New ADA (Americans with Disabilities Act) regulations will take effect March 15, 2012. I’ve been meaning to write about this topic for some time. Most (close to 100%) of the commercial real estate owners I mention this to are completely unaware that the new regs are coming.The complete copy of the act and supplemental material can be found at Revised ADA Regulations Implementing Title II and Title III.
The new regulations affect virtually every commercial building open to the public, including establishments that were exempted in the original 1991 act, and facilities such as office buildings, factories and warehouses that do not provide goods or services directly to the public are subject to the ADA’s requirements for new construction and alterations. The new act was passed by Congress in 2010, and phased the enactment of the anti-discriminatory hiring sections for March 15, 2011, and the building accessibility standards for this year.
Most importantly, the new act eliminates the “grandfather” or “safe harbor” provision that exempted buildings constructed prior to 1991 from compliance with ADA unless significant alterations or new construction occurs. After March 15, 2012 all buildings must comply with the 2010 standards when making improvements previously considered normal maintenance or replacement.
Quoting from the ADA Small Business Primer:
“When a small business undertakes an alteration to any of its facilities, it must, to the maximum extent feasible, make the alteration accessible. An alteration is defined as remodeling, renovating, rehabilitating, reconstructing, changing or rearranging structural parts or elements, changing or rearranging plan configuration of walls and full-height partitions, or making other changes that affect (or could affect) the usability of the facility.”
“Examples include restriping a parking lot, moving walls, moving a fixed ATM to another location, installing a new sales counter or display shelves, changing a doorway entrance, replacing fixtures, flooring or carpeting. Normal maintenance, such as reroofing, painting, or wallpapering, is not an alteration.”
The one that got our attention was the classification of flooring and carpeting, and parking lot restriping as alterations that require compliance with new standards.
The new act requires 1 van accessible space per 6 required handicapped spaces, a change from 1 per 8 spaces previously required. This affects parking lots with 151 or more spaces. A van space requires 11′ wide parking space adjacent to an 5′ wide access aisle, or an 8′ wide space if the access aisle is 8′ wide, as depicted below.
In practice, assuming the typical requirement for 1 parking pace per 200 sq. ft. (5 per 1,000 sf) for retail uses, this will affect retail centers of 30,000 square feet and up. This is an important consideration when assessing needed capital expenditures during acquisition due diligence, or in budgeting for existing properties. Essentially every parking lot over this size is now non-compliant, as all local building codes are written in compliance with the 1991 act. Unless sufficient space is available to accommodate additional van spaces the center could be unable to get a certificate of occupancy for new tenants after improvements are made.
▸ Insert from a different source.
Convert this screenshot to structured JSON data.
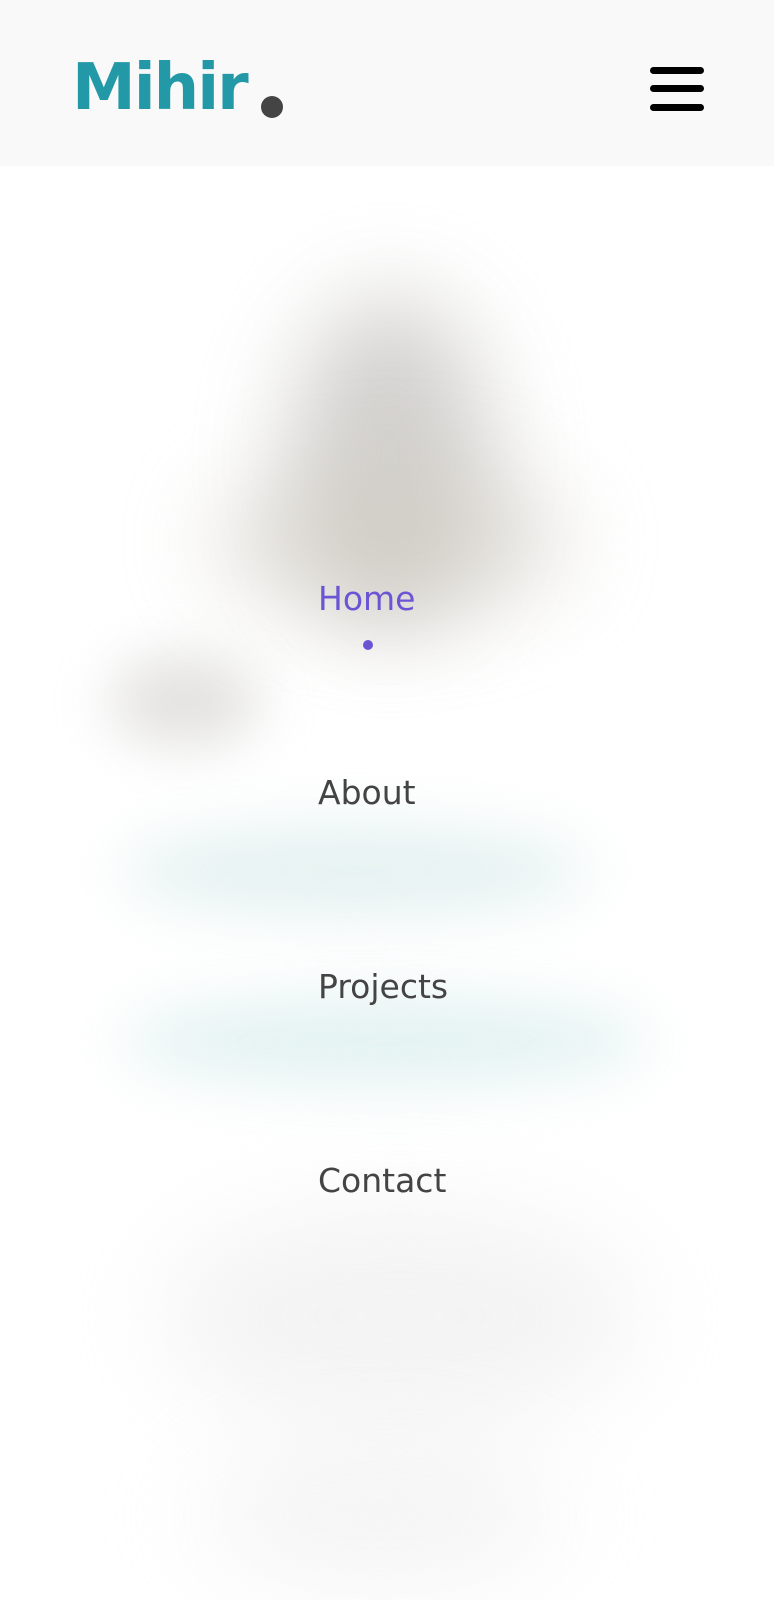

Typical office parking requirements are 1 space per 400 sq. ft., so the new requirement will kick in for buildings over 60,000 sq. ft.
New carpeting or flooring can trigger requirements for a minimum 3′ wide accessible route through public space (e.g. retail display shelving, showrooms, office areas, etc.), heights of counters and light switches.
The new standards still contain the “readily achievable” language of the original act. This is a subjective judgment made by a local building official which is supposed to take into account business size, relative affordability, and the nature of the barrier or non-accessible feature in determining whether the new requirement can be met.
The act does provide that compliance costs are tax deductible. Section 190 of the IRS Code provides a tax deduction for businesses of all sizes for costs incurred in removing architectural barriers in existing facilities or alterations. The maximum deduction is $15,000 per year. For businesses with less than $1 million in revenue and fewer than 30 employees, all costs of compliance are deductible.
However, the tax deduction is going to be cold comfort for building owners struggling to maintain rent rolls. Office and retail tenants routinely demand new carpeting for renewals, some leases require it every few years. And parking lot striping is a recurring maintenance expense every five years or so. You may want to take a look at your parking lots now, and if they are close to needing sealing get it done now. Ditto with lease renewals requiring improvements.